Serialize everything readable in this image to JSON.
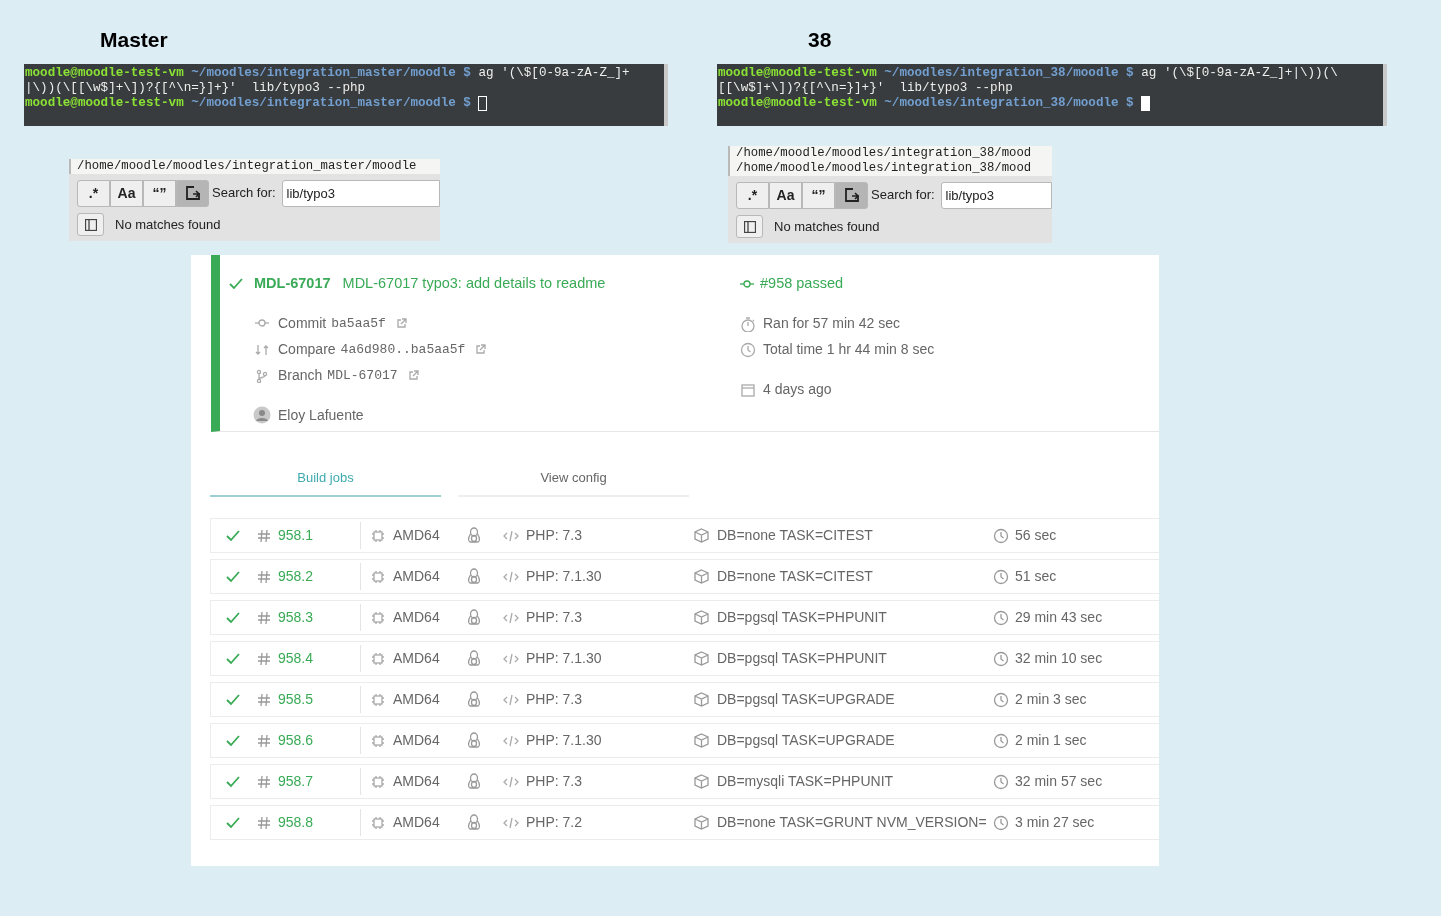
{
  "panels": [
    {
      "heading": "Master",
      "terminal": {
        "focused": false,
        "lines": [
          [
            {
              "kind": "user",
              "text": "moodle@moodle-test-vm"
            },
            {
              "kind": "path",
              "text": " ~/moodles/integration_master/moodle $"
            },
            {
              "kind": "command",
              "text": " ag '(\\$[0-9a-zA-Z_]+"
            }
          ],
          [
            {
              "kind": "command",
              "text": "|\\))(\\[[\\w$]+\\])?{[^\\n=}]+}'  lib/typo3 --php"
            }
          ],
          [
            {
              "kind": "user",
              "text": "moodle@moodle-test-vm"
            },
            {
              "kind": "path",
              "text": " ~/moodles/integration_master/moodle $"
            },
            {
              "kind": "cursor"
            }
          ]
        ]
      },
      "search": {
        "paths": [
          "/home/moodle/moodles/integration_master/moodle"
        ],
        "toggles": [
          {
            "kind": "text",
            "text": ".*",
            "selected": false
          },
          {
            "kind": "text",
            "text": "Aa",
            "selected": false
          },
          {
            "kind": "text",
            "text": "“”",
            "selected": false
          },
          {
            "kind": "icon",
            "selected": true
          }
        ],
        "label": "Search for:",
        "value": "lib/typo3",
        "status": "No matches found"
      }
    },
    {
      "heading": "38",
      "terminal": {
        "focused": true,
        "lines": [
          [
            {
              "kind": "user",
              "text": "moodle@moodle-test-vm"
            },
            {
              "kind": "path",
              "text": " ~/moodles/integration_38/moodle $"
            },
            {
              "kind": "command",
              "text": " ag '(\\$[0-9a-zA-Z_]+|\\))(\\"
            }
          ],
          [
            {
              "kind": "command",
              "text": "[[\\w$]+\\])?{[^\\n=}]+}'  lib/typo3 --php"
            }
          ],
          [
            {
              "kind": "user",
              "text": "moodle@moodle-test-vm"
            },
            {
              "kind": "path",
              "text": " ~/moodles/integration_38/moodle $"
            },
            {
              "kind": "cursor"
            }
          ]
        ]
      },
      "search": {
        "paths": [
          "/home/moodle/moodles/integration_38/mood",
          "/home/moodle/moodles/integration_38/mood"
        ],
        "toggles": [
          {
            "kind": "text",
            "text": ".*",
            "selected": false
          },
          {
            "kind": "text",
            "text": "Aa",
            "selected": false
          },
          {
            "kind": "text",
            "text": "“”",
            "selected": false
          },
          {
            "kind": "icon",
            "selected": true
          }
        ],
        "label": "Search for:",
        "value": "lib/typo3",
        "status": "No matches found"
      }
    }
  ],
  "build": {
    "passed": true,
    "branch": "MDL-67017",
    "message": "MDL-67017 typo3: add details to readme",
    "result": "#958 passed",
    "details": [
      {
        "kind": "commit",
        "label": "Commit",
        "code": "ba5aa5f"
      },
      {
        "kind": "compare",
        "label": "Compare",
        "code": "4a6d980..ba5aa5f"
      },
      {
        "kind": "branch",
        "label": "Branch",
        "code": "MDL-67017"
      }
    ],
    "author": "Eloy Lafuente",
    "info": [
      {
        "kind": "duration",
        "text": "Ran for 57 min 42 sec"
      },
      {
        "kind": "total",
        "text": "Total time 1 hr 44 min 8 sec"
      },
      {
        "kind": "date",
        "text": "4 days ago"
      }
    ],
    "tabs": [
      {
        "label": "Build jobs",
        "selected": true
      },
      {
        "label": "View config",
        "selected": false
      }
    ],
    "jobs": [
      {
        "passed": true,
        "number": "958.1",
        "arch": "AMD64",
        "php": "PHP: 7.3",
        "env": "DB=none TASK=CITEST",
        "duration": "56 sec"
      },
      {
        "passed": true,
        "number": "958.2",
        "arch": "AMD64",
        "php": "PHP: 7.1.30",
        "env": "DB=none TASK=CITEST",
        "duration": "51 sec"
      },
      {
        "passed": true,
        "number": "958.3",
        "arch": "AMD64",
        "php": "PHP: 7.3",
        "env": "DB=pgsql TASK=PHPUNIT",
        "duration": "29 min 43 sec"
      },
      {
        "passed": true,
        "number": "958.4",
        "arch": "AMD64",
        "php": "PHP: 7.1.30",
        "env": "DB=pgsql TASK=PHPUNIT",
        "duration": "32 min 10 sec"
      },
      {
        "passed": true,
        "number": "958.5",
        "arch": "AMD64",
        "php": "PHP: 7.3",
        "env": "DB=pgsql TASK=UPGRADE",
        "duration": "2 min 3 sec"
      },
      {
        "passed": true,
        "number": "958.6",
        "arch": "AMD64",
        "php": "PHP: 7.1.30",
        "env": "DB=pgsql TASK=UPGRADE",
        "duration": "2 min 1 sec"
      },
      {
        "passed": true,
        "number": "958.7",
        "arch": "AMD64",
        "php": "PHP: 7.3",
        "env": "DB=mysqli TASK=PHPUNIT",
        "duration": "32 min 57 sec"
      },
      {
        "passed": true,
        "number": "958.8",
        "arch": "AMD64",
        "php": "PHP: 7.2",
        "env": "DB=none TASK=GRUNT NVM_VERSION=",
        "duration": "3 min 27 sec"
      }
    ]
  }
}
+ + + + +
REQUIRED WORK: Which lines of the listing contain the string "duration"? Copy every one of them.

WRITTEN ANSWER:
        "kind": "duration",
        "duration": "56 sec"
        "duration": "51 sec"
        "duration": "29 min 43 sec"
        "duration": "32 min 10 sec"
        "duration": "2 min 3 sec"
        "duration": "2 min 1 sec"
        "duration": "32 min 57 sec"
        "duration": "3 min 27 sec"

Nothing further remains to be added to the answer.